**WHAT THE TASK REQUIRES**
The task calls for every line of the data to be retyped exactly.

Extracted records
>>>>

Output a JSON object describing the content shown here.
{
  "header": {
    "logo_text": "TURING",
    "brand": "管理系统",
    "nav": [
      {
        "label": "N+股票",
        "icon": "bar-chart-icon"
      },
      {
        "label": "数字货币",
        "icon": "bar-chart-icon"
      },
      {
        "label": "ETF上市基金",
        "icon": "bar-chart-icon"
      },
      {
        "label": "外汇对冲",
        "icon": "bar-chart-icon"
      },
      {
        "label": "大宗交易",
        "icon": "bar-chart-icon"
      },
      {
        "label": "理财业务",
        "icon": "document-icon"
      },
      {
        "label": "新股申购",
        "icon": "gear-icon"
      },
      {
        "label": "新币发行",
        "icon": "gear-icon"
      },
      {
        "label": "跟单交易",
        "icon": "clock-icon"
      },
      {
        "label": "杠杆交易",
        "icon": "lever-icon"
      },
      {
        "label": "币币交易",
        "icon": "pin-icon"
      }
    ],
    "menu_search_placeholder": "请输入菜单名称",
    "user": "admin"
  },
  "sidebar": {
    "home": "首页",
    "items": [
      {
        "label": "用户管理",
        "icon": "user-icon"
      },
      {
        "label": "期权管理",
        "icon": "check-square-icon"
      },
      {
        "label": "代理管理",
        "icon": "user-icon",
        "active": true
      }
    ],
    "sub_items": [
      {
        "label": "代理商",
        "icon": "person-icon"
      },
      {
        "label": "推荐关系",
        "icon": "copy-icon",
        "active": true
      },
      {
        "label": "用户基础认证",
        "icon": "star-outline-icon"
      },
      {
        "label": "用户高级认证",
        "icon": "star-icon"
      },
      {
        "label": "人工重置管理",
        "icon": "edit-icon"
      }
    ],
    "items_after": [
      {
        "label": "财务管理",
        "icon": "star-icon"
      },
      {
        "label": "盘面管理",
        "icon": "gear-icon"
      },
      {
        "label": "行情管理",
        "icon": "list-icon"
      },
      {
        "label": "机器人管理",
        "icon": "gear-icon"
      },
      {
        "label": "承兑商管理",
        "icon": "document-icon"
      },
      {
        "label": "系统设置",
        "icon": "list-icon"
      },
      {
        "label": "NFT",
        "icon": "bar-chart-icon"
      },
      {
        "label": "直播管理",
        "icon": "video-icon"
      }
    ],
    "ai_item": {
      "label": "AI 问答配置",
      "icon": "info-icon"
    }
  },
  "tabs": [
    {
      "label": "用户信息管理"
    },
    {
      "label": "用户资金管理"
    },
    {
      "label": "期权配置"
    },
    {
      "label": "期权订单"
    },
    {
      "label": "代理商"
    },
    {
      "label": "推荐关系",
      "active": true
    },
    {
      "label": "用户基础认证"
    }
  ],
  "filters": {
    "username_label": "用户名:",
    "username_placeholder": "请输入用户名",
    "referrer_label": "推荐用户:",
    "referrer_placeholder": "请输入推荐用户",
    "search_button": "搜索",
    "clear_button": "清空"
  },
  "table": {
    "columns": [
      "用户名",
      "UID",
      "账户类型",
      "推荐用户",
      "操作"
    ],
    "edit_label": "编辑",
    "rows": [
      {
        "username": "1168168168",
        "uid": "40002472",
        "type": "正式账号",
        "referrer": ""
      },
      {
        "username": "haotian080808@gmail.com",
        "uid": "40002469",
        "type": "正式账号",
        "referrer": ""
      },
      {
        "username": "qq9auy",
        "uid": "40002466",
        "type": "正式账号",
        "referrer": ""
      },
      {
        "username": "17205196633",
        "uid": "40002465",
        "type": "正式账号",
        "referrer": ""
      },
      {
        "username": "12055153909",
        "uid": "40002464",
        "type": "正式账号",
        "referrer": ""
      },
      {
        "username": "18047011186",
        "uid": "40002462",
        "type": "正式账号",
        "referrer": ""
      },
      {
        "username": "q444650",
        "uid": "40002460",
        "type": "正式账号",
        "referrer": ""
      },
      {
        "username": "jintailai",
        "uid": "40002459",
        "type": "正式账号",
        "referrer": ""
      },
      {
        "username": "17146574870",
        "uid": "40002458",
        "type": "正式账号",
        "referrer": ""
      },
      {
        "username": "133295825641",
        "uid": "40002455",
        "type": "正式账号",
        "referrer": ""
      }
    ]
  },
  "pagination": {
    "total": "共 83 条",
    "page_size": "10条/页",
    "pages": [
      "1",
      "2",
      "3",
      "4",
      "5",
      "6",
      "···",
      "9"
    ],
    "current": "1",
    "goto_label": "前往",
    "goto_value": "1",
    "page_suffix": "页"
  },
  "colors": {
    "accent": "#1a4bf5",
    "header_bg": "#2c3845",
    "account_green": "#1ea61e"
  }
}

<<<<

**RESULT OF THE TASK**
Output a JSON object describing the content shown here.
{
  "header": {
    "logo_text": "TURING",
    "brand": "管理系统",
    "nav": [
      {
        "label": "N+股票",
        "icon": "bar-chart-icon"
      },
      {
        "label": "数字货币",
        "icon": "bar-chart-icon"
      },
      {
        "label": "ETF上市基金",
        "icon": "bar-chart-icon"
      },
      {
        "label": "外汇对冲",
        "icon": "bar-chart-icon"
      },
      {
        "label": "大宗交易",
        "icon": "bar-chart-icon"
      },
      {
        "label": "理财业务",
        "icon": "document-icon"
      },
      {
        "label": "新股申购",
        "icon": "gear-icon"
      },
      {
        "label": "新币发行",
        "icon": "gear-icon"
      },
      {
        "label": "跟单交易",
        "icon": "clock-icon"
      },
      {
        "label": "杠杆交易",
        "icon": "lever-icon"
      },
      {
        "label": "币币交易",
        "icon": "pin-icon"
      }
    ],
    "menu_search_placeholder": "请输入菜单名称",
    "user": "admin"
  },
  "sidebar": {
    "home": "首页",
    "items": [
      {
        "label": "用户管理",
        "icon": "user-icon"
      },
      {
        "label": "期权管理",
        "icon": "check-square-icon"
      },
      {
        "label": "代理管理",
        "icon": "user-icon",
        "active": true
      }
    ],
    "sub_items": [
      {
        "label": "代理商",
        "icon": "person-icon"
      },
      {
        "label": "推荐关系",
        "icon": "copy-icon",
        "active": true
      },
      {
        "label": "用户基础认证",
        "icon": "star-outline-icon"
      },
      {
        "label": "用户高级认证",
        "icon": "star-icon"
      },
      {
        "label": "人工重置管理",
        "icon": "edit-icon"
      }
    ],
    "items_after": [
      {
        "label": "财务管理",
        "icon": "star-icon"
      },
      {
        "label": "盘面管理",
        "icon": "gear-icon"
      },
      {
        "label": "行情管理",
        "icon": "list-icon"
      },
      {
        "label": "机器人管理",
        "icon": "gear-icon"
      },
      {
        "label": "承兑商管理",
        "icon": "document-icon"
      },
      {
        "label": "系统设置",
        "icon": "list-icon"
      },
      {
        "label": "NFT",
        "icon": "bar-chart-icon"
      },
      {
        "label": "直播管理",
        "icon": "video-icon"
      }
    ],
    "ai_item": {
      "label": "AI 问答配置",
      "icon": "info-icon"
    }
  },
  "tabs": [
    {
      "label": "用户信息管理"
    },
    {
      "label": "用户资金管理"
    },
    {
      "label": "期权配置"
    },
    {
      "label": "期权订单"
    },
    {
      "label": "代理商"
    },
    {
      "label": "推荐关系",
      "active": true
    },
    {
      "label": "用户基础认证"
    }
  ],
  "filters": {
    "username_label": "用户名:",
    "username_placeholder": "请输入用户名",
    "referrer_label": "推荐用户:",
    "referrer_placeholder": "请输入推荐用户",
    "search_button": "搜索",
    "clear_button": "清空"
  },
  "table": {
    "columns": [
      "用户名",
      "UID",
      "账户类型",
      "推荐用户",
      "操作"
    ],
    "edit_label": "编辑",
    "rows": [
      {
        "username": "1168168168",
        "uid": "40002472",
        "type": "正式账号",
        "referrer": ""
      },
      {
        "username": "haotian080808@gmail.com",
        "uid": "40002469",
        "type": "正式账号",
        "referrer": ""
      },
      {
        "username": "qq9auy",
        "uid": "40002466",
        "type": "正式账号",
        "referrer": ""
      },
      {
        "username": "17205196633",
        "uid": "40002465",
        "type": "正式账号",
        "referrer": ""
      },
      {
        "username": "12055153909",
        "uid": "40002464",
        "type": "正式账号",
        "referrer": ""
      },
      {
        "username": "18047011186",
        "uid": "40002462",
        "type": "正式账号",
        "referrer": ""
      },
      {
        "username": "q444650",
        "uid": "40002460",
        "type": "正式账号",
        "referrer": ""
      },
      {
        "username": "jintailai",
        "uid": "40002459",
        "type": "正式账号",
        "referrer": ""
      },
      {
        "username": "17146574870",
        "uid": "40002458",
        "type": "正式账号",
        "referrer": ""
      },
      {
        "username": "133295825641",
        "uid": "40002455",
        "type": "正式账号",
        "referrer": ""
      }
    ]
  },
  "pagination": {
    "total": "共 83 条",
    "page_size": "10条/页",
    "pages": [
      "1",
      "2",
      "3",
      "4",
      "5",
      "6",
      "···",
      "9"
    ],
    "current": "1",
    "goto_label": "前往",
    "goto_value": "1",
    "page_suffix": "页"
  },
  "colors": {
    "accent": "#1a4bf5",
    "header_bg": "#2c3845",
    "account_green": "#1ea61e"
  }
}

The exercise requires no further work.